#### Prompt
Copy every line of the entries that has the string "JSON" in it.

────────

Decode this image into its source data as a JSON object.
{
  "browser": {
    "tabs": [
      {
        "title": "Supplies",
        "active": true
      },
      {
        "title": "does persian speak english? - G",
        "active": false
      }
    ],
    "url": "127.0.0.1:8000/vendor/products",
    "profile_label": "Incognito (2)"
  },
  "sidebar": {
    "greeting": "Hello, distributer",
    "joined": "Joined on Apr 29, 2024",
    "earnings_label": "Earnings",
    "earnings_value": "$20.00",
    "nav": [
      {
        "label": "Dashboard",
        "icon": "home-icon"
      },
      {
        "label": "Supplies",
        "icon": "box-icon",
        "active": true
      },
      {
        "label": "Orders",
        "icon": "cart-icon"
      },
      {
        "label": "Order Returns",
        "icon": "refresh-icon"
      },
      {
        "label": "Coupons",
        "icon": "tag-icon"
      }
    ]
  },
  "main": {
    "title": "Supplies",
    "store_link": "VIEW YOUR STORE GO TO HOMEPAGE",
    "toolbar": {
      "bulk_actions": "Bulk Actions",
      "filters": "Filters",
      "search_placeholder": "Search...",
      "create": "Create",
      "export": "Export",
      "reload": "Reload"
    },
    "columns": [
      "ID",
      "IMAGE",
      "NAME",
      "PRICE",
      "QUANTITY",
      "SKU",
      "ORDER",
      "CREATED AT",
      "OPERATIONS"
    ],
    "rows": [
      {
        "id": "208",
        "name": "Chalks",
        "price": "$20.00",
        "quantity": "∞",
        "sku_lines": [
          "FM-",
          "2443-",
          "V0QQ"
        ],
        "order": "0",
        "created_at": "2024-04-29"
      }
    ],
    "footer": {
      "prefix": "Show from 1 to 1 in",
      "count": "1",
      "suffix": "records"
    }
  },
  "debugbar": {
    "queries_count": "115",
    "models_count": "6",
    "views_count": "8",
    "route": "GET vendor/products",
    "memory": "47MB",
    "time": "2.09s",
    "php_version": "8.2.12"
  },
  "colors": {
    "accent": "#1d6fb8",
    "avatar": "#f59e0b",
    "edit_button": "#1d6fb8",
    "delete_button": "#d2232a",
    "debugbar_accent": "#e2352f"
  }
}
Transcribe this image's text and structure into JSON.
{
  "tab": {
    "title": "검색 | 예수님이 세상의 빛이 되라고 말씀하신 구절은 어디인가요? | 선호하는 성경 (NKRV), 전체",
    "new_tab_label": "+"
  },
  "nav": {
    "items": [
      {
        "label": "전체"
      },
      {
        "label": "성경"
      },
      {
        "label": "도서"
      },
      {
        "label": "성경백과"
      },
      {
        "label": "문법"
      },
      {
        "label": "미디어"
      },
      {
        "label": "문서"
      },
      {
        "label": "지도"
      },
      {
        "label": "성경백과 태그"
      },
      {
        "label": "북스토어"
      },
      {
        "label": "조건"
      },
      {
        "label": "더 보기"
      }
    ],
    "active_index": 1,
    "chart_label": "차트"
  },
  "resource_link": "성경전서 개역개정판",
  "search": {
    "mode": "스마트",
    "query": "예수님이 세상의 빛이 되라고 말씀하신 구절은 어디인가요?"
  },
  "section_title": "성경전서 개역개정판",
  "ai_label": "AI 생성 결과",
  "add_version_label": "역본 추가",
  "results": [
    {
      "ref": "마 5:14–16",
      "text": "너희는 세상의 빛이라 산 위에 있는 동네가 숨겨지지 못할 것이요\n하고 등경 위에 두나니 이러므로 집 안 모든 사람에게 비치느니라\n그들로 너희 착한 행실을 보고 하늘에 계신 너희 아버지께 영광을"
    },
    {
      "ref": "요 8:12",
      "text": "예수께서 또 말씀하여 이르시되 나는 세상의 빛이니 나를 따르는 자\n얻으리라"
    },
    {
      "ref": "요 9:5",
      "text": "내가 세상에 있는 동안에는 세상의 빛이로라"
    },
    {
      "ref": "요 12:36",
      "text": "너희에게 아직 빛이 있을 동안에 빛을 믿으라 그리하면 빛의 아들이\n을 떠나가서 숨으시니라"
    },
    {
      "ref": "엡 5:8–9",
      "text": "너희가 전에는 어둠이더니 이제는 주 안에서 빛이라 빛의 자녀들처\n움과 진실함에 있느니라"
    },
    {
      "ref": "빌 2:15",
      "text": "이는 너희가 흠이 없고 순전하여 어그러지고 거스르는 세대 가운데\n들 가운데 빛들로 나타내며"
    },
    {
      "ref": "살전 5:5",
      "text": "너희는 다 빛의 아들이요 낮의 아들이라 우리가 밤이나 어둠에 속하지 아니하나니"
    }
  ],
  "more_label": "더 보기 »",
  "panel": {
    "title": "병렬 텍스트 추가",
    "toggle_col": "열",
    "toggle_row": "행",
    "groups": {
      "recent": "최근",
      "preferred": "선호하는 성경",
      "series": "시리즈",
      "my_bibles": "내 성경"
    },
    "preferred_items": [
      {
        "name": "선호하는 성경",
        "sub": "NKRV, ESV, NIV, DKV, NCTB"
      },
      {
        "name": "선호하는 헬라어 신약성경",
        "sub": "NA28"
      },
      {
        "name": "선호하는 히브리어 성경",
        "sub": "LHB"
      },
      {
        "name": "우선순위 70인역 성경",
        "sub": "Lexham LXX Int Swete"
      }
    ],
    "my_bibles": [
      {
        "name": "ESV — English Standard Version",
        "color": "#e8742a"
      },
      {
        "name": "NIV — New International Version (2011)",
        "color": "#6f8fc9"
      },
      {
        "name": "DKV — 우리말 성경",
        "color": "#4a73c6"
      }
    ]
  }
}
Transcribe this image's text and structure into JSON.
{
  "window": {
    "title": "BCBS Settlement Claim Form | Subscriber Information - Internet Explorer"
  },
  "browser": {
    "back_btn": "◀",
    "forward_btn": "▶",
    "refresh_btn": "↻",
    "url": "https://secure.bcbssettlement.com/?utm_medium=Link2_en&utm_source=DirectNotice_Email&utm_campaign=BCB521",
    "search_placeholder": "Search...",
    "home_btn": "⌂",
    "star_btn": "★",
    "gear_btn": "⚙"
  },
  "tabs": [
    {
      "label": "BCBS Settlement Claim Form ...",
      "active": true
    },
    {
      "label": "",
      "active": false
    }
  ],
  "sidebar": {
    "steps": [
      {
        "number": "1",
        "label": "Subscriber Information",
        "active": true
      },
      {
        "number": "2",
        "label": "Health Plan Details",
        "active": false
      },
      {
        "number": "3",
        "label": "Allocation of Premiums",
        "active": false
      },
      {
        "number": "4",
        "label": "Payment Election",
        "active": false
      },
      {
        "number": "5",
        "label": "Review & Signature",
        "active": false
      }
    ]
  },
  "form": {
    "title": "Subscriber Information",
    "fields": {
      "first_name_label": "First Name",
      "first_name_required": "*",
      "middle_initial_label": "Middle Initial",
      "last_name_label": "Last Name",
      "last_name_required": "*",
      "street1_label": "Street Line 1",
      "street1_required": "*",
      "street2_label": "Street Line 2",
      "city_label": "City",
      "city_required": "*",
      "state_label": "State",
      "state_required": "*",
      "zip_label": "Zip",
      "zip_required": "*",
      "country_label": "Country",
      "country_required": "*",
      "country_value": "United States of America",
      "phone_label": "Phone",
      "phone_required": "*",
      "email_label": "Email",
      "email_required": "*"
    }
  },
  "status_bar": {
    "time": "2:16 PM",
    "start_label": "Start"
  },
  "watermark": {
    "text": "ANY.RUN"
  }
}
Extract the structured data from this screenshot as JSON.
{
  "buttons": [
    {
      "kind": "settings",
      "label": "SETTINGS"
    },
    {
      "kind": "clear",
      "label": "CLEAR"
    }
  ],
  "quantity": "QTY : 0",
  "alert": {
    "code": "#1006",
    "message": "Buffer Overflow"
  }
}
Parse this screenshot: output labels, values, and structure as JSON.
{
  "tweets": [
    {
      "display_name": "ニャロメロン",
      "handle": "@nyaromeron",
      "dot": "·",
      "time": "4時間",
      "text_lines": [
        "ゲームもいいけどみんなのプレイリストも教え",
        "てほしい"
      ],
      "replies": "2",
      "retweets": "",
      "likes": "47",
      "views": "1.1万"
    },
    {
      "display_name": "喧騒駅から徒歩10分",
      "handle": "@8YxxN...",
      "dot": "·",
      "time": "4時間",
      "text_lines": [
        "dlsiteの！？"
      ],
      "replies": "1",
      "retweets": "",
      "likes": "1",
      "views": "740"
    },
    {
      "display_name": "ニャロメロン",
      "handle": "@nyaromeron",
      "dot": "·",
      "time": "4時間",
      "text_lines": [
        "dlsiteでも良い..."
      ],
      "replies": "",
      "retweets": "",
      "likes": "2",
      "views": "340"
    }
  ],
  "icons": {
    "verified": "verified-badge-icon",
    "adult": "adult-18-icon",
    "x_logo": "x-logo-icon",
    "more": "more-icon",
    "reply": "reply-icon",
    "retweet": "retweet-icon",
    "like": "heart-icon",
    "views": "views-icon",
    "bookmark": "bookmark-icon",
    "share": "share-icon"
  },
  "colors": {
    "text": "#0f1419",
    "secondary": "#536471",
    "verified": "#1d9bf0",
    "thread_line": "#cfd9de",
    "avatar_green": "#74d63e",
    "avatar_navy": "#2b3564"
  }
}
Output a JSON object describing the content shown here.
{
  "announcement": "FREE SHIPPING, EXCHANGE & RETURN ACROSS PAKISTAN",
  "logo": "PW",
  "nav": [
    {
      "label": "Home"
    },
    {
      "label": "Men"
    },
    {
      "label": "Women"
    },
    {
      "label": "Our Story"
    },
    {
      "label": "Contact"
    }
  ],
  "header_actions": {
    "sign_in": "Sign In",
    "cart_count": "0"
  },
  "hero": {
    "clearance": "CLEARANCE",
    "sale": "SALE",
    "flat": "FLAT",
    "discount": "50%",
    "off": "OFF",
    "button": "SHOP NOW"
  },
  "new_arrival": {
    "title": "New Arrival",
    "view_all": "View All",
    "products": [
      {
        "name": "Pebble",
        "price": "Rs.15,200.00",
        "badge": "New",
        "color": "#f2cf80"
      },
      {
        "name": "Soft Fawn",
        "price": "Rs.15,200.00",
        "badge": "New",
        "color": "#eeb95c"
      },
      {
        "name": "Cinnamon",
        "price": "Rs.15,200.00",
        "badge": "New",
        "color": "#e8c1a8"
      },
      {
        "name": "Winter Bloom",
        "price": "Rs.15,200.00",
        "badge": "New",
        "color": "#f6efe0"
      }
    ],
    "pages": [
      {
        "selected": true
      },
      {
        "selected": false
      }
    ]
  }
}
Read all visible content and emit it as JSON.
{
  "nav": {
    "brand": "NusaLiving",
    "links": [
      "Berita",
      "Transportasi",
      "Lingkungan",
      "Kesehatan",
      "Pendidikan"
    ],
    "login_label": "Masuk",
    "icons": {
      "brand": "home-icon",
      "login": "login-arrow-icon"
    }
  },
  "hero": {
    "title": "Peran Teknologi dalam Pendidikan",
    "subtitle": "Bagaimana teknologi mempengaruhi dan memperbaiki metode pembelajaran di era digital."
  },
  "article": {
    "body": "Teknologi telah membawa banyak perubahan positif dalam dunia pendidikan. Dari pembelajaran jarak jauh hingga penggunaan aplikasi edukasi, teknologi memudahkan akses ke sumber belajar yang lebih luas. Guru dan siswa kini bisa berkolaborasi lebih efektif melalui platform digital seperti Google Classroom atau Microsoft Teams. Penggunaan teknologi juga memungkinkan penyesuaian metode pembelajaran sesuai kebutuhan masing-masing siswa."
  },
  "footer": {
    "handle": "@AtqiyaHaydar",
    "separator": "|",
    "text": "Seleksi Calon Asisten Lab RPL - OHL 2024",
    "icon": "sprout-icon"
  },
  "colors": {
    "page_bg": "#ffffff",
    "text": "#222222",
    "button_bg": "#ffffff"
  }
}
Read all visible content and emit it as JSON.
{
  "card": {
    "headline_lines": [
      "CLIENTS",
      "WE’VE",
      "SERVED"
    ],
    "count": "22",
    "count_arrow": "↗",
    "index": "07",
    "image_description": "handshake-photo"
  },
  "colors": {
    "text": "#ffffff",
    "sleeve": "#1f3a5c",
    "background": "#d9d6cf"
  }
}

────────

#### Response
Decode this image into its source data as a JSON object.
Transcribe this image's text and structure into JSON.
Transcribe this image's text and structure into JSON.
Extract the structured data from this screenshot as JSON.
Parse this screenshot: output labels, values, and structure as JSON.
Output a JSON object describing the content shown here.
Read all visible content and emit it as JSON.
Read all visible content and emit it as JSON.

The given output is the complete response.